What exactly is an edible landscape you may be thinking?
To keep it simple, an edible landscape is the integration of food-providing plants into traditional ornamental or decorative landscapes. The purpose of this combination of garden style is to create multi-functional and decorative spaces that allow gardeners to get more use out of their land.
For example, rather than using a traditional ivy or vine plant on a wall or patio area, you can grow grape vines for a European style landscape. Or instead of buying popular ground covering plants such as lambs ear, grasses, or bishops weed, you could introduce more functional ground covering herbs such as Mint, Creeping Thyme, or Creeping Rosemary. The “Creeping” varieties are just the same as the culinary favorites but are easy to maintain and are beautiful ground covering plants.
Edible landscapes are an exercise in creativity and critical and “outside the box” thinking. Designing and these landscapes successfully must be done with proper care and consideration for the plants involved.

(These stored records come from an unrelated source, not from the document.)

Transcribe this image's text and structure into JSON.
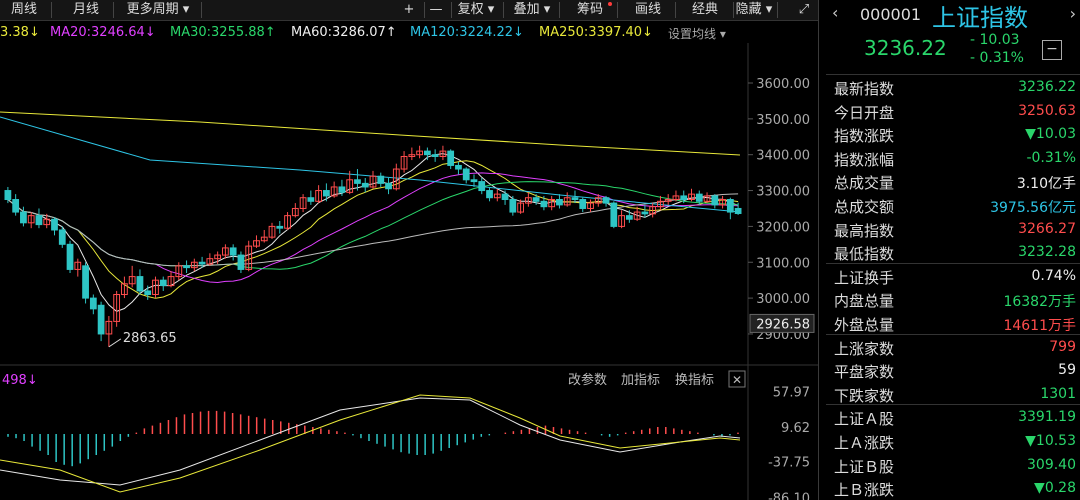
{
  "toolbar": {
    "items": [
      {
        "label": "周线",
        "name": "weekly-button"
      },
      {
        "label": "月线",
        "name": "monthly-button"
      },
      {
        "label": "更多周期 ▾",
        "name": "more-periods-dropdown"
      },
      {
        "label": "+",
        "name": "zoom-in-button"
      },
      {
        "label": "—",
        "name": "zoom-out-button"
      },
      {
        "label": "复权 ▾",
        "name": "adjust-dropdown"
      },
      {
        "label": "叠加 ▾",
        "name": "overlay-dropdown"
      },
      {
        "label": "筹码",
        "name": "chips-button"
      },
      {
        "label": "画线",
        "name": "draw-line-button"
      },
      {
        "label": "经典",
        "name": "classic-button"
      },
      {
        "label": "隐藏 ▾",
        "name": "hide-dropdown"
      }
    ]
  },
  "ma_bar": {
    "ma10": "3.38↓",
    "ma20": "MA20:3246.64↓",
    "ma30": "MA30:3255.88↑",
    "ma60": "MA60:3286.07↑",
    "ma120": "MA120:3224.22↓",
    "ma250": "MA250:3397.40↓",
    "settings": "设置均线 ▾"
  },
  "colors": {
    "up": "#ff4d4d",
    "down": "#2ec5c5",
    "ma5": "#e8e8e8",
    "ma10": "#e8e83a",
    "ma20": "#e040ff",
    "ma30": "#2ad66b",
    "ma60": "#bbbbbb",
    "ma120": "#2ec5e6",
    "ma250": "#e8e83a"
  },
  "price_axis": {
    "ticks": [
      "3600.00",
      "3500.00",
      "3400.00",
      "3300.00",
      "3200.00",
      "3100.00",
      "3000.00",
      "2900.00"
    ],
    "current_tag": "2926.58",
    "low_annotation": "2863.65"
  },
  "indicator": {
    "label": "498↓",
    "buttons": [
      {
        "label": "改参数",
        "name": "change-params-button"
      },
      {
        "label": "加指标",
        "name": "add-indicator-button"
      },
      {
        "label": "换指标",
        "name": "switch-indicator-button"
      }
    ],
    "close": "✕",
    "ticks": [
      "57.97",
      "9.62",
      "-37.75",
      "-86.10"
    ]
  },
  "quote": {
    "code": "000001",
    "name": "上证指数",
    "price": "3236.22",
    "change": "- 10.03",
    "change_pct": "- 0.31%",
    "collapse": "−",
    "rows": [
      {
        "label": "最新指数",
        "value": "3236.22",
        "cls": "g"
      },
      {
        "label": "今日开盘",
        "value": "3250.63",
        "cls": "r"
      },
      {
        "label": "指数涨跌",
        "value": "▼10.03",
        "cls": "g"
      },
      {
        "label": "指数涨幅",
        "value": "-0.31%",
        "cls": "g"
      },
      {
        "label": "总成交量",
        "value": "3.10亿手",
        "cls": "w"
      },
      {
        "label": "总成交额",
        "value": "3975.56亿元",
        "cls": "c"
      },
      {
        "label": "最高指数",
        "value": "3266.27",
        "cls": "r"
      },
      {
        "label": "最低指数",
        "value": "3232.28",
        "cls": "g"
      },
      {
        "label": "上证换手",
        "value": "0.74%",
        "cls": "w"
      },
      {
        "label": "内盘总量",
        "value": "16382万手",
        "cls": "g"
      },
      {
        "label": "外盘总量",
        "value": "14611万手",
        "cls": "r"
      },
      {
        "label": "上涨家数",
        "value": "799",
        "cls": "r"
      },
      {
        "label": "平盘家数",
        "value": "59",
        "cls": "w"
      },
      {
        "label": "下跌家数",
        "value": "1301",
        "cls": "g"
      },
      {
        "label": "上证Ａ股",
        "value": "3391.19",
        "cls": "g"
      },
      {
        "label": "上Ａ涨跌",
        "value": "▼10.53",
        "cls": "g"
      },
      {
        "label": "上证Ｂ股",
        "value": "309.40",
        "cls": "g"
      },
      {
        "label": "上Ｂ涨跌",
        "value": "▼0.28",
        "cls": "g"
      }
    ]
  }
}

Regardless of how much you may want your tomato plants in the shade next to the Hydrangeas, it’s not practical because tomatoes need lots of sunlight. A better alternative depending on the amount of shade may be a blueberry bush. When laying out your edible landscape, make sure that it’s both practical and functional.
This integration of edible and decorative landscapes is not a difficult one, the toughest part is embracing the idea that they can work together to create amazing and functional spaces. As the world trends towards more sustainable living, the popularity of edible landscapes is projected to grow rapidly.
In addition, as private and community gardening spaces in major metropolitan areas and suburbs becomes increasingly more difficult to access, the more you should consider blending the decorative with the edible to create beautiful spaces that can also aid your culinary exploits.
Even if space isn’t at a premium for you, edible landscapes are a great way to show off your gardening expertise and creativity while also providing some entertaining dinner conversation with friends and family.
With peak gardening season just around the corner, take your leap into edible gardening with herbs and vegetables and watch your culinary expenses drop while culinary exploits flourish. You can start by integrating herbs such as rosemary, sage, thyme, basil, and oregano into your landscapes along with you flowering perennials and annuals.
Preparing your garden for the upcoming growing season? Check out these 5 Early Spring Gardening Tasks.